DIRECTIONS FOR THIS TASK:
Exact duplicates of all the records are needed.

SOURCE DATA:
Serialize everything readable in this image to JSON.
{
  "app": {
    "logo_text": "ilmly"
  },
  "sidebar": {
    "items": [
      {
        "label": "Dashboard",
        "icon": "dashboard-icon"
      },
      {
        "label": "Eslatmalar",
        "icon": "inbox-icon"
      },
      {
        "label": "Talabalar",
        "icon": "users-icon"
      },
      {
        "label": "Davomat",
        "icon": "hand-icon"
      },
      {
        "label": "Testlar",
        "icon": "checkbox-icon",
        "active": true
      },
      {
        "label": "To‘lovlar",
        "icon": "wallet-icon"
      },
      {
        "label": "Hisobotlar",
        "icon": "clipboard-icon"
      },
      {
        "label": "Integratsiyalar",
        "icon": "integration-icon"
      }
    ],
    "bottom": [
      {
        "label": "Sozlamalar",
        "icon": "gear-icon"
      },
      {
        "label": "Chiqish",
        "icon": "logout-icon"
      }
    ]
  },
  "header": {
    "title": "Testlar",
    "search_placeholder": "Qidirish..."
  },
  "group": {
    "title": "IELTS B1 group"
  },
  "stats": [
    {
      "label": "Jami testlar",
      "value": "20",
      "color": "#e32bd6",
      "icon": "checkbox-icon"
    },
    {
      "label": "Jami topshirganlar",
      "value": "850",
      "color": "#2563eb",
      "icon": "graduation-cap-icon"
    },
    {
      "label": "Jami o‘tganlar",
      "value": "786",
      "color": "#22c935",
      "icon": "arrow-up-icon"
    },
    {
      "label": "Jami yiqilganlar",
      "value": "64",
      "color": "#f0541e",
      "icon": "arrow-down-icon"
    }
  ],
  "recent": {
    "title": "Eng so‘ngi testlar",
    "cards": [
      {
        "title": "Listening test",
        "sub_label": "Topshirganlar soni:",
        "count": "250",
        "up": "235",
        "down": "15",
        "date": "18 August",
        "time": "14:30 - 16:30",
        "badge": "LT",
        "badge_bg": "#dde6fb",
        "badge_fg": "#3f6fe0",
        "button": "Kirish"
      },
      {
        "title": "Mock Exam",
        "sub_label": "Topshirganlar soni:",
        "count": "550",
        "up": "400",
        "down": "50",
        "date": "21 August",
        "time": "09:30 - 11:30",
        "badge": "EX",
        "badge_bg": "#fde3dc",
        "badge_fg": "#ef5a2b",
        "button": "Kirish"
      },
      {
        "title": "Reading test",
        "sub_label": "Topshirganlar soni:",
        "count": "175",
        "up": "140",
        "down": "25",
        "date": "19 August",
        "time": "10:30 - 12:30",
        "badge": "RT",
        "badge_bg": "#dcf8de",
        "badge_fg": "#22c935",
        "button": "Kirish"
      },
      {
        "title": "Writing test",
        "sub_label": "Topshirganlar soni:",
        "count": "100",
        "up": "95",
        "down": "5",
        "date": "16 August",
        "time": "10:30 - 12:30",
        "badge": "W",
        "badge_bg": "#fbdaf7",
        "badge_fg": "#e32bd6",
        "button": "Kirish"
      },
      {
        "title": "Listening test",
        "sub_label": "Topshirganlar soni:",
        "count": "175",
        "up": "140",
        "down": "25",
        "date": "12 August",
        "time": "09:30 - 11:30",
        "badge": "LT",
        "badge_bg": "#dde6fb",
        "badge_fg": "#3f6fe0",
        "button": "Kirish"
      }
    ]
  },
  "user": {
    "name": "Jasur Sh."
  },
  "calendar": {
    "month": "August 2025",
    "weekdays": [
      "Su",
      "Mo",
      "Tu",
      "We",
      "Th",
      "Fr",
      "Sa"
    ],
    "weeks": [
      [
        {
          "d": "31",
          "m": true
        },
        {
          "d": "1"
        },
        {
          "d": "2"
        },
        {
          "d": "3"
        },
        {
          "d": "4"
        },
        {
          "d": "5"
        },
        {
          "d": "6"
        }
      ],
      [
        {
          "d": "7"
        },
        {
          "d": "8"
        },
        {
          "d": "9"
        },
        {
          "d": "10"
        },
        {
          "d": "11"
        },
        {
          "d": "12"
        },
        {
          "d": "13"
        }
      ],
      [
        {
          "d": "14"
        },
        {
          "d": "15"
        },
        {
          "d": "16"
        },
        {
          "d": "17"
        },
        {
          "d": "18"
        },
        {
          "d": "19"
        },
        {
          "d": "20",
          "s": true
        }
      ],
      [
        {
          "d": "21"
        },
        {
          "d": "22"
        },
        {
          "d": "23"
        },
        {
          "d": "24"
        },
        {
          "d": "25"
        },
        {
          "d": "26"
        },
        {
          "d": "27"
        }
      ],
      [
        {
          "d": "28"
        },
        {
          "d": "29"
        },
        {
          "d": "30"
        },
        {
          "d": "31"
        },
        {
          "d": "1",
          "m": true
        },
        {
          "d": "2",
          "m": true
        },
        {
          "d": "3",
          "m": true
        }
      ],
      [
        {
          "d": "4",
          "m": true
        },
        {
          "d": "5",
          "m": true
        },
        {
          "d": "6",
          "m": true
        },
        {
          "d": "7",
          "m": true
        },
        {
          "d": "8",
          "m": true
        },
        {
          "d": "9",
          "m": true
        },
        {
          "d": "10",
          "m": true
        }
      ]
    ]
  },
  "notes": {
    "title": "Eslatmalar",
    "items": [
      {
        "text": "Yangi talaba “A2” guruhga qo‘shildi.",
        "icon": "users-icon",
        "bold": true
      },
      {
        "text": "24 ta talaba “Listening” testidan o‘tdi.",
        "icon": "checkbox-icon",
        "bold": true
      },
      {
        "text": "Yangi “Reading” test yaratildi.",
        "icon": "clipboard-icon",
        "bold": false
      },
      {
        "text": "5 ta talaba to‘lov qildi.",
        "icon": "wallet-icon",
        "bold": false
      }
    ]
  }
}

RESPONSE TO THE EXERCISE:
Serialize everything readable in this image to JSON.
{
  "app": {
    "logo_text": "ilmly"
  },
  "sidebar": {
    "items": [
      {
        "label": "Dashboard",
        "icon": "dashboard-icon"
      },
      {
        "label": "Eslatmalar",
        "icon": "inbox-icon"
      },
      {
        "label": "Talabalar",
        "icon": "users-icon"
      },
      {
        "label": "Davomat",
        "icon": "hand-icon"
      },
      {
        "label": "Testlar",
        "icon": "checkbox-icon",
        "active": true
      },
      {
        "label": "To‘lovlar",
        "icon": "wallet-icon"
      },
      {
        "label": "Hisobotlar",
        "icon": "clipboard-icon"
      },
      {
        "label": "Integratsiyalar",
        "icon": "integration-icon"
      }
    ],
    "bottom": [
      {
        "label": "Sozlamalar",
        "icon": "gear-icon"
      },
      {
        "label": "Chiqish",
        "icon": "logout-icon"
      }
    ]
  },
  "header": {
    "title": "Testlar",
    "search_placeholder": "Qidirish..."
  },
  "group": {
    "title": "IELTS B1 group"
  },
  "stats": [
    {
      "label": "Jami testlar",
      "value": "20",
      "color": "#e32bd6",
      "icon": "checkbox-icon"
    },
    {
      "label": "Jami topshirganlar",
      "value": "850",
      "color": "#2563eb",
      "icon": "graduation-cap-icon"
    },
    {
      "label": "Jami o‘tganlar",
      "value": "786",
      "color": "#22c935",
      "icon": "arrow-up-icon"
    },
    {
      "label": "Jami yiqilganlar",
      "value": "64",
      "color": "#f0541e",
      "icon": "arrow-down-icon"
    }
  ],
  "recent": {
    "title": "Eng so‘ngi testlar",
    "cards": [
      {
        "title": "Listening test",
        "sub_label": "Topshirganlar soni:",
        "count": "250",
        "up": "235",
        "down": "15",
        "date": "18 August",
        "time": "14:30 - 16:30",
        "badge": "LT",
        "badge_bg": "#dde6fb",
        "badge_fg": "#3f6fe0",
        "button": "Kirish"
      },
      {
        "title": "Mock Exam",
        "sub_label": "Topshirganlar soni:",
        "count": "550",
        "up": "400",
        "down": "50",
        "date": "21 August",
        "time": "09:30 - 11:30",
        "badge": "EX",
        "badge_bg": "#fde3dc",
        "badge_fg": "#ef5a2b",
        "button": "Kirish"
      },
      {
        "title": "Reading test",
        "sub_label": "Topshirganlar soni:",
        "count": "175",
        "up": "140",
        "down": "25",
        "date": "19 August",
        "time": "10:30 - 12:30",
        "badge": "RT",
        "badge_bg": "#dcf8de",
        "badge_fg": "#22c935",
        "button": "Kirish"
      },
      {
        "title": "Writing test",
        "sub_label": "Topshirganlar soni:",
        "count": "100",
        "up": "95",
        "down": "5",
        "date": "16 August",
        "time": "10:30 - 12:30",
        "badge": "W",
        "badge_bg": "#fbdaf7",
        "badge_fg": "#e32bd6",
        "button": "Kirish"
      },
      {
        "title": "Listening test",
        "sub_label": "Topshirganlar soni:",
        "count": "175",
        "up": "140",
        "down": "25",
        "date": "12 August",
        "time": "09:30 - 11:30",
        "badge": "LT",
        "badge_bg": "#dde6fb",
        "badge_fg": "#3f6fe0",
        "button": "Kirish"
      }
    ]
  },
  "user": {
    "name": "Jasur Sh."
  },
  "calendar": {
    "month": "August 2025",
    "weekdays": [
      "Su",
      "Mo",
      "Tu",
      "We",
      "Th",
      "Fr",
      "Sa"
    ],
    "weeks": [
      [
        {
          "d": "31",
          "m": true
        },
        {
          "d": "1"
        },
        {
          "d": "2"
        },
        {
          "d": "3"
        },
        {
          "d": "4"
        },
        {
          "d": "5"
        },
        {
          "d": "6"
        }
      ],
      [
        {
          "d": "7"
        },
        {
          "d": "8"
        },
        {
          "d": "9"
        },
        {
          "d": "10"
        },
        {
          "d": "11"
        },
        {
          "d": "12"
        },
        {
          "d": "13"
        }
      ],
      [
        {
          "d": "14"
        },
        {
          "d": "15"
        },
        {
          "d": "16"
        },
        {
          "d": "17"
        },
        {
          "d": "18"
        },
        {
          "d": "19"
        },
        {
          "d": "20",
          "s": true
        }
      ],
      [
        {
          "d": "21"
        },
        {
          "d": "22"
        },
        {
          "d": "23"
        },
        {
          "d": "24"
        },
        {
          "d": "25"
        },
        {
          "d": "26"
        },
        {
          "d": "27"
        }
      ],
      [
        {
          "d": "28"
        },
        {
          "d": "29"
        },
        {
          "d": "30"
        },
        {
          "d": "31"
        },
        {
          "d": "1",
          "m": true
        },
        {
          "d": "2",
          "m": true
        },
        {
          "d": "3",
          "m": true
        }
      ],
      [
        {
          "d": "4",
          "m": true
        },
        {
          "d": "5",
          "m": true
        },
        {
          "d": "6",
          "m": true
        },
        {
          "d": "7",
          "m": true
        },
        {
          "d": "8",
          "m": true
        },
        {
          "d": "9",
          "m": true
        },
        {
          "d": "10",
          "m": true
        }
      ]
    ]
  },
  "notes": {
    "title": "Eslatmalar",
    "items": [
      {
        "text": "Yangi talaba “A2” guruhga qo‘shildi.",
        "icon": "users-icon",
        "bold": true
      },
      {
        "text": "24 ta talaba “Listening” testidan o‘tdi.",
        "icon": "checkbox-icon",
        "bold": true
      },
      {
        "text": "Yangi “Reading” test yaratildi.",
        "icon": "clipboard-icon",
        "bold": false
      },
      {
        "text": "5 ta talaba to‘lov qildi.",
        "icon": "wallet-icon",
        "bold": false
      }
    ]
  }
}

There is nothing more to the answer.